The Courts Service (HMCTS), judges, legal practitioners and clients are now having to rapidly adapt to what is, for the foreseeable future, the new “normal”. The speed at which they have done so is commendable, but it will inevitably be a learning process. The more successfully the various stakeholders can adapt, the more justice will be served and the more likely that the legal landscape will be permanently altered after the current restrictions come to an end.
Although there is obvious potential for unfairness, which needs to be guarded against, remote hearings have the potential to offer real benefits to the justice system on a longer-term basis.
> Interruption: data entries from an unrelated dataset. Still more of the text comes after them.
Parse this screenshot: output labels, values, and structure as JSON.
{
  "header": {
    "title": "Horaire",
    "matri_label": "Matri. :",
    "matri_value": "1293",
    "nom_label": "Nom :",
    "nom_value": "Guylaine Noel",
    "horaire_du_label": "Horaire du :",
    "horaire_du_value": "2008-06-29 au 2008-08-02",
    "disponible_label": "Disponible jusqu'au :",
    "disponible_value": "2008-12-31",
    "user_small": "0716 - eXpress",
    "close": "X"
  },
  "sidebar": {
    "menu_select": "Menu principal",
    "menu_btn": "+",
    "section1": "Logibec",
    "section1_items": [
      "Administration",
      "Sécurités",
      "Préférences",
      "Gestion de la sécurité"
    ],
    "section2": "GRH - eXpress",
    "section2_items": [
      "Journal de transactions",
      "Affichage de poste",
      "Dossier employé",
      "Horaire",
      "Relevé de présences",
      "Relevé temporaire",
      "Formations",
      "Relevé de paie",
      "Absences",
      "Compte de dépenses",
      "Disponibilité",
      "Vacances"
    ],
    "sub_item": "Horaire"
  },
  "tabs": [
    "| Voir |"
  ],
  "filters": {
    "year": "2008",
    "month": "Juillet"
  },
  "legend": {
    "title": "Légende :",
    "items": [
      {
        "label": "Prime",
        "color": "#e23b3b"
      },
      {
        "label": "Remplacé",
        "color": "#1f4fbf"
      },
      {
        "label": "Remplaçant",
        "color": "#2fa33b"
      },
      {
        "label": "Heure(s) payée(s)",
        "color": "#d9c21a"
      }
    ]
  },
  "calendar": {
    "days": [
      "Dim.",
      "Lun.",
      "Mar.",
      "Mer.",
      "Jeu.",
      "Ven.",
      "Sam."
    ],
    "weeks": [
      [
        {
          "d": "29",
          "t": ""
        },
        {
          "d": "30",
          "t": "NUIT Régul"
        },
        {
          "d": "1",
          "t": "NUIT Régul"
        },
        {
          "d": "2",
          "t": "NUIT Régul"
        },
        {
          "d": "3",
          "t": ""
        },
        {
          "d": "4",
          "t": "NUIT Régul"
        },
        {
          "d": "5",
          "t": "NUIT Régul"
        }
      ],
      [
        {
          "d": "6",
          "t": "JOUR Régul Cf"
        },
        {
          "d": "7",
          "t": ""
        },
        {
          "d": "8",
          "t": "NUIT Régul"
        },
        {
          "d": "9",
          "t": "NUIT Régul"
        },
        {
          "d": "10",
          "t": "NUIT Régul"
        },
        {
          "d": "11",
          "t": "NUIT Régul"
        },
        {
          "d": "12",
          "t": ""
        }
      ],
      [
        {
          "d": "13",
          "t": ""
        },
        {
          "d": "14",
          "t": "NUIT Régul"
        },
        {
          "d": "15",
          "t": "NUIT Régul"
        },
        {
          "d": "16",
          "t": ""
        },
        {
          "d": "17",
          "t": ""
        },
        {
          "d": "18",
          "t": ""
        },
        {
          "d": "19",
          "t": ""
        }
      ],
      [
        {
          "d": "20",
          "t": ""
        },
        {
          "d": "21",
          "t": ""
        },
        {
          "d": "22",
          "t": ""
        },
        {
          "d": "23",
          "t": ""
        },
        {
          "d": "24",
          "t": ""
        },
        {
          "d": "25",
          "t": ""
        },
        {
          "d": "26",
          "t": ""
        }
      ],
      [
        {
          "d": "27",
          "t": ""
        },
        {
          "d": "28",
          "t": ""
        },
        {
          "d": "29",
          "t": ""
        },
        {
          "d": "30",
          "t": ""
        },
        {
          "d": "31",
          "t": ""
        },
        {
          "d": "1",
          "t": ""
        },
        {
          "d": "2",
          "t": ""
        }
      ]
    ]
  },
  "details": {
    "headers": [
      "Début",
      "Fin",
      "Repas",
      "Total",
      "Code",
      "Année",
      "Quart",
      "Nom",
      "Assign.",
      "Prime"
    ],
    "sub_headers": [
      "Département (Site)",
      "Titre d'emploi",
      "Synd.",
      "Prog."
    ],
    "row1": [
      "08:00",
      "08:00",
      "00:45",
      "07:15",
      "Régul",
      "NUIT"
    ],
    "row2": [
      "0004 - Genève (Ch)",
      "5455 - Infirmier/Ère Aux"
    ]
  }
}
They can reduce the cost of attending court in straightforward lower value cases, which may allow well-founded claims to be brought where they would not otherwise be. This may increase access to justice for individuals and smaller to medium businesses alike, as opposed to litigation only being affordable by large corporations and the super-wealthy. They also offer an important means of facilitating the attendance at court by parties whose physical disabilities make it difficult for them to attend in person, and may bring environmental benefits of less paper and less air travel being generated.
In this article we consider some of the challenges (both practical and principled) that remote hearings pose for parties and seek to provide practical tips on how some of those difficulties can be mitigated.
To read the full briefing, please click here.
 The obligation not to discriminate under section 29 of the Equality Act 2010 does not apply to judicial decisions, which are excluded from the scope of the Equality Act (see paragraph 3 of Schedule 3 to the Act). But as a matter of general law the exercise of a judicial discretion (including in relation to case management issues), the court must consider all relevant considerations, including any disabilities of the parties. See J v K  EWCA Civ 5 -.